Chronic fatigue syndrome[edit | edit source]

There is no evidence for the use of cyrotherapy in Chronic Fatigue Syndrome. Dr. Charles Lapp and Dr. Paul Cheney have both used immersion in tepid water as a therapy for patients.[15]

See also[edit | edit source]

Learn more[edit | edit source]


References[edit | edit source]

  1. Shibata, R. "Adiponectin and cardiovascular disease". Circ. J. 
  2. 2.0 2.1 2.2 Keil, Gerald (2015). "Being cool: how body temperature influences ageing and longevity". Biogerontology. 16(4): 383–397. 
  3. Liu, R.K. (1972). "The Effect of Lowered Body Temperature on Lifespan and Immune and Non-Immune Processes". Gertontology. 18: 363–388. 
  4. Rikke, Brad (2004). "Lower body temperature as a potential mechanism of life extension in homeotherms". Experimental Gerontology. 39: 1431. 
  5. Kox, Matthijs. "Voluntary activation of the sympathetic nervous system and attenuation of the innate immune response in humans". Proceedings of the National academy of Sciences. 111 (20): 7379–7384. 
  6. Storer, John (October 1952). "Hypothermia and increased survival rate of infant mice irradiated with X-rays". American Physiological Society. Volume 171, Issue 2: 341–348. 
  7. Kelly, MA (September 2013). "Effect of temperature on the rate of ageing: an experimental study of the blowfly Calliphora stygia". PLoS One. 8(9): e73781. 
  8. Voorhies, Van (1999). "Genetic and environmental conditions that increase longevity in Caenorhabditis elegans decrease metabolic rate". Proceedings of the National Academy of Sciences. 96(20): 11399–403. 
  9. Miquel, J (Sep–Oct 1976). "Effects of temperature on the life span, vitality and fine structure of Drosophila melanogaster". Mech Ageing Dev. 5(5): 347–70. 
  10. Conti, B (Nov 2006). "Transgenic mice with a reduced core body temperature have an increased life span". Science. 314(5800): 825–8. 
  11. Holloszy, JO (November 1986). "Longevity of cold-exposed rats: a reevaluation of the "rate-of-living theory"". Journal of Applied Physiology. 61(5): 1656–60. 
  12. Sprouse-Blum, Adam (July 2013). "Randomized Controlled Trial: Targeted Neck Cooling in the Treatment of the Migraine Patient". Hawaii J Med Public Health. 72(7): 237–241. 
  13. Ulcer, Serap (December 2016). "Cold Therapy in Migraine Patients: Open-label, Non-controlled, Pilot Study". Evid Based Complement Alternat Med. 3(4): 489–493. 
  14. Jensen, OK (October 1990). "An Open Study Comparing Manual Therapy with the Use of Cold Packs in the Treatment of Post-Traumatic Headache". Cephalalgia. 
  15. American Myalgic Encephalomyelitis and Chronic Fatigue Syndrome Society. "Hydrotherapy". 
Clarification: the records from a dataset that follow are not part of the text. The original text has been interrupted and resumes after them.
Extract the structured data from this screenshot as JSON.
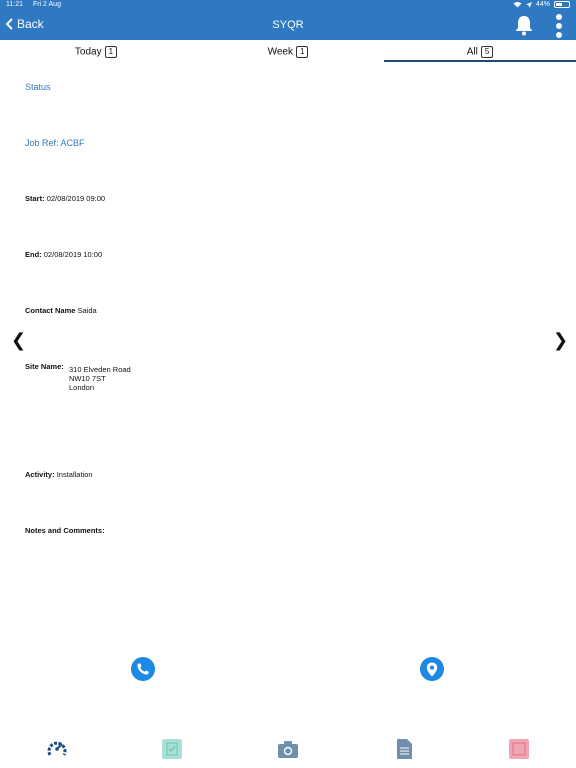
{
  "status_bar": {
    "time": "11:21",
    "date": "Fri 2 Aug",
    "battery": "44%"
  },
  "header": {
    "back_label": "Back",
    "title": "SYQR"
  },
  "tabs": [
    {
      "label": "Today",
      "count": "1"
    },
    {
      "label": "Week",
      "count": "1"
    },
    {
      "label": "All",
      "count": "5",
      "active": true
    }
  ],
  "job": {
    "status_label": "Status",
    "job_ref_label": "Job Ref:",
    "job_ref_value": "ACBF",
    "start_label": "Start:",
    "start_value": "02/08/2019 09:00",
    "end_label": "End:",
    "end_value": "02/08/2019 10:00",
    "contact_label": "Contact Name",
    "contact_value": "Saida",
    "site_label": "Site Name:",
    "site_lines": [
      "310 Elveden Road",
      "NW10 7ST",
      "London"
    ],
    "activity_label": "Activity:",
    "activity_value": "Installation",
    "notes_label": "Notes and Comments:"
  },
  "nav": {
    "prev": "❮",
    "next": "❯"
  },
  "colors": {
    "header": "#2f79c3",
    "accent": "#1e88e5"
  }
}
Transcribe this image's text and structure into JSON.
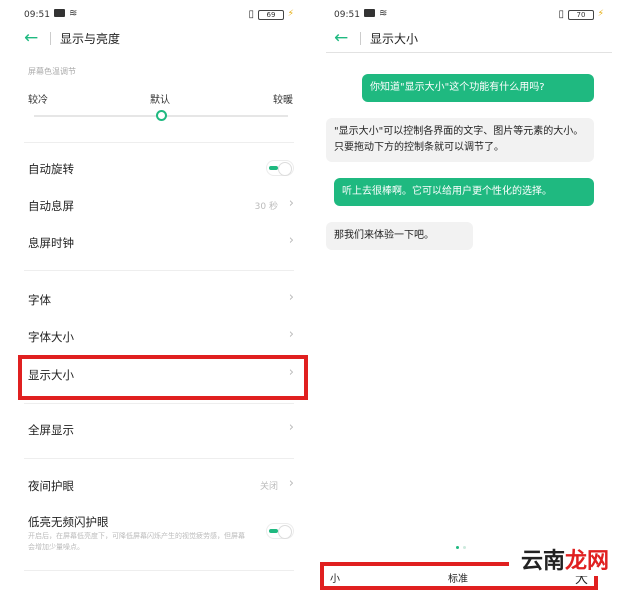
{
  "left": {
    "status": {
      "time": "09:51",
      "battery": "69"
    },
    "header": {
      "title": "显示与亮度"
    },
    "color_temp": {
      "label": "屏幕色温调节",
      "cold": "较冷",
      "default": "默认",
      "warm": "较暖",
      "level": 0.5
    },
    "rows": {
      "auto_rotate": "自动旋转",
      "auto_lock": "自动息屏",
      "auto_lock_value": "30 秒",
      "lock_clock": "息屏时钟",
      "font": "字体",
      "font_size": "字体大小",
      "display_size": "显示大小",
      "fullscreen": "全屏显示",
      "night_mode": "夜间护眼",
      "night_mode_value": "关闭",
      "low_flicker": "低亮无频闪护眼",
      "low_flicker_desc": "开启后，在屏幕低亮度下，可降低屏幕闪烁产生的视觉疲劳感，但屏幕会增加少量噪点。"
    }
  },
  "right": {
    "status": {
      "time": "09:51",
      "battery": "70"
    },
    "header": {
      "title": "显示大小"
    },
    "messages": [
      "你知道\"显示大小\"这个功能有什么用吗?",
      "\"显示大小\"可以控制各界面的文字、图片等元素的大小。只要拖动下方的控制条就可以调节了。",
      "听上去很棒啊。它可以给用户更个性化的选择。",
      "那我们来体验一下吧。"
    ],
    "slider": {
      "small": "小",
      "standard": "标准",
      "large": "大"
    }
  },
  "watermark": {
    "part1": "云南",
    "part2": "龙网"
  },
  "colors": {
    "accent": "#1fb980",
    "highlight": "#e02020"
  }
}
The information provided at this site is not intended to diagnose or treat any illness.

From MEpedia, a crowd-sourced encyclopedia of ME and CFS science and history